Should You Retire Now? Social Security Claiming Strategies Have Changed

Congress recently passed the Bipartisan Budget Act of 2015. To the surprise of many Social Security experts, the bill eliminated two Social Security benefit claiming strategies that have been used successfully by many retirees. In this report, Social security expert Brian Doherty explains what strategies Congress has eliminated and what strategies now are your best bets for maximizing your benefits.

Brian Doherty

Brian Doherty

Doherty explains that the main purpose of the budget bill was to extend the credit limit so that the government would not have to shut down. To the surprise of many people, Congress added in provisions to eliminate or phase out two benefit claiming strategies that many retirees have used. “Very few people had a heads-up that this was going to be part of that bill.”

The two strategies affected were “claim and suspend” and “restricted application.” Doherty notes that the claim and suspend strategy can still be used up to May 1, 2016. Of course, in order to use it, you must qualify. That, says Doherty, means you must have reached full retirement age, presently age 66. The restricted application strategy is available to anyone who is 62 or older by the end of 2015. Doherty points out that individuals don’t have to use the strategy by the end of the year, but only those who qualify can use it in the future. As to how the strategies work, Doherty explains that they are strategies to claim spousal benefits that should be looked at closely because they will be going away.

As to why Congress made the change, two reasons have been put forward. One claim was that only wealthy people were taking advantage of the strategies. The other claim was that the strategies were increasing the cost of the Social Security system. However, says Doherty, when you look below the surface, these claims are not really good reasons for the changes that were made. Doherty points out that these strategies were available to everyone, not just the wealthy. People who didn’t have financial advisers didn’t always find out about these strategies. About 70 to 75% of retirees are totally or critically dependent on Social Security. So the fact is that these strategies would be most beneficial to this large group of people at the lower end of the wealth scale and would permit them to increase their benefits substantially.

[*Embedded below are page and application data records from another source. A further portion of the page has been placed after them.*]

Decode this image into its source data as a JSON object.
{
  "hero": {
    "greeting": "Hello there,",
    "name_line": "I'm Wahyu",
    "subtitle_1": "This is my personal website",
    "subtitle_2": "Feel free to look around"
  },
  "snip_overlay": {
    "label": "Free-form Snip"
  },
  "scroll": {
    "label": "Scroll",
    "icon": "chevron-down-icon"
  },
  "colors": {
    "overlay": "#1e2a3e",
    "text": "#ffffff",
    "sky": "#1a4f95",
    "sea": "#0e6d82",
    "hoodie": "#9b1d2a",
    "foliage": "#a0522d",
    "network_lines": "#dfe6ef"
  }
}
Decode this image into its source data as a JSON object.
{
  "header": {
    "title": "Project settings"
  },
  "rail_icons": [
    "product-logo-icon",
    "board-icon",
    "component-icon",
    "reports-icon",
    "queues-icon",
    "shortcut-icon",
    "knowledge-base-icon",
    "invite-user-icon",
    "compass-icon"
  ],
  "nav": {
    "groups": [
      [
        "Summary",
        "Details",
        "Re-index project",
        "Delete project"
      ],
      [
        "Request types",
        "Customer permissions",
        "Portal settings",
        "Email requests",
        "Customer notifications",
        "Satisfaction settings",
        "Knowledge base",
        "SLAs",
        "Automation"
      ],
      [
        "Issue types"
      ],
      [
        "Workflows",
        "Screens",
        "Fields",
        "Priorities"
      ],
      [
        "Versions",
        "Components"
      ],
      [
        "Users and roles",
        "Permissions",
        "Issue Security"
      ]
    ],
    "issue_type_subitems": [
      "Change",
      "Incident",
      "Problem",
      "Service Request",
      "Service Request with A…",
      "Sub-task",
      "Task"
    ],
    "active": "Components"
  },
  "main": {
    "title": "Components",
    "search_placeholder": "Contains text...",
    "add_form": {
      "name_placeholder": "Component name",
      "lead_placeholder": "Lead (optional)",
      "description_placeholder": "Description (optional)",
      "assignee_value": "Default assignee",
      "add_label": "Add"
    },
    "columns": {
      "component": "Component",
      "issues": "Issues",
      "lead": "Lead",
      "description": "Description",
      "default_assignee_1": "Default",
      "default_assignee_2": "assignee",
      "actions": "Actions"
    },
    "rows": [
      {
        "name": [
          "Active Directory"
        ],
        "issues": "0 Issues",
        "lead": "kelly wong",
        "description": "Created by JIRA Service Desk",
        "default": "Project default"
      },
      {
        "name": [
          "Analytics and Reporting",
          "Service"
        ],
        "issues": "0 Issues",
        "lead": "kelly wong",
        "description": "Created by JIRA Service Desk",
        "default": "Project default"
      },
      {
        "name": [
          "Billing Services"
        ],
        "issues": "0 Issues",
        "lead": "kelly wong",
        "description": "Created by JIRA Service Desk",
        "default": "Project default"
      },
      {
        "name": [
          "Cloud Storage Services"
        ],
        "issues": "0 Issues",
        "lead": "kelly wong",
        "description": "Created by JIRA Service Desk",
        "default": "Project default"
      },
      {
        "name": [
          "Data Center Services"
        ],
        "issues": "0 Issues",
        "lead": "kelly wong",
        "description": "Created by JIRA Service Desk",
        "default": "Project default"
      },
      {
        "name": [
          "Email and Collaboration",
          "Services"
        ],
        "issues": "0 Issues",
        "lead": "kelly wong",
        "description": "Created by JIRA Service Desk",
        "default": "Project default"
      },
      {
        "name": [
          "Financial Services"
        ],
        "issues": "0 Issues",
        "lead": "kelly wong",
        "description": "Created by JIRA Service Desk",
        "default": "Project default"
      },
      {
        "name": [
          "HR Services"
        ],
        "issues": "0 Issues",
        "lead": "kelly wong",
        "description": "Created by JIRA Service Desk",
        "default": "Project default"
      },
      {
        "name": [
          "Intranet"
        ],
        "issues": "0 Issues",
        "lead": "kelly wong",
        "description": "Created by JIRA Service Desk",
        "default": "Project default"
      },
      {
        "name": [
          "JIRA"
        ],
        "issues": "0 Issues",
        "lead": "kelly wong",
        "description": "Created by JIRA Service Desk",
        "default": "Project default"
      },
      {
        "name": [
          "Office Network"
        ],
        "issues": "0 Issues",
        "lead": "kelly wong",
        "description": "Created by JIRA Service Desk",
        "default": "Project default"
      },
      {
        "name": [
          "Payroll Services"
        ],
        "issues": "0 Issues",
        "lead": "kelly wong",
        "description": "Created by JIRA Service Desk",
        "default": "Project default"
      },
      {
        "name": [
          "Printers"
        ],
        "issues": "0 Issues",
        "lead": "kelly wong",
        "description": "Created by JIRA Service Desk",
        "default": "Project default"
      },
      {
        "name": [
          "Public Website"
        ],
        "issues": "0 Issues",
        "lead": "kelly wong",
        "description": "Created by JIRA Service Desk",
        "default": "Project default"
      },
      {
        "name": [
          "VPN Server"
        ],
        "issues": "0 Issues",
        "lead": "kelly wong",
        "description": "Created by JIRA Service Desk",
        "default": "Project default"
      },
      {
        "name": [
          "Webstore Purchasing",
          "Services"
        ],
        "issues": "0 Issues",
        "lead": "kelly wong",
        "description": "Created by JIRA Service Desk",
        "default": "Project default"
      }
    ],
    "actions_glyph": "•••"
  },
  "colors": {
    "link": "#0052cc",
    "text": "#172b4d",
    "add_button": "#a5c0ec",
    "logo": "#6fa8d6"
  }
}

Doherty says that the Center for Retirement Research at Boston College analyzed both of these strategies in 2009 and concluded that if everyone who could chose to use these strategies, it would increase the cost of Social Security by less than two percent. That seems like a small price to pay to improve the financial security of millions of retirees, but the change has been made.

In spite of these changes, Doherty says that people should delay claiming their benefits for as long as possible. There is a large body of opinion and research suggesting that people should delay claiming their benefits for as long as possible, ideally until age seventy. As Doherty points out, if you claim at age 62, you “lock into the smallest benefit” you can receive for the rest of your life. “If you wait until age seventy, your benefit will be seventy-six percent bigger.” So among other things, people should consider working longer so as to lock in a larger benefit at retirement. People who have some money saved can think about retiring at age sixty-two but using income from investments to sustain them until age seventy, when they can claim benefits and receive a larger check because they waited.

Brian Doherty is the author of a new book “Getting Paid To Wait,” which reveals his groundbreaking strategy on how to maximize Social Security benefits. He is a nationally-recognized expert on Social Security claiming strategies and a top-rated speaker and media commentator on this topic. He began his career as a financial advisor with Dean Witter. He is President of Filtech, a consulting company specializing in Social Security claiming strategies. The Legal Broadcast Network is a featured network of the Sequence Media Group.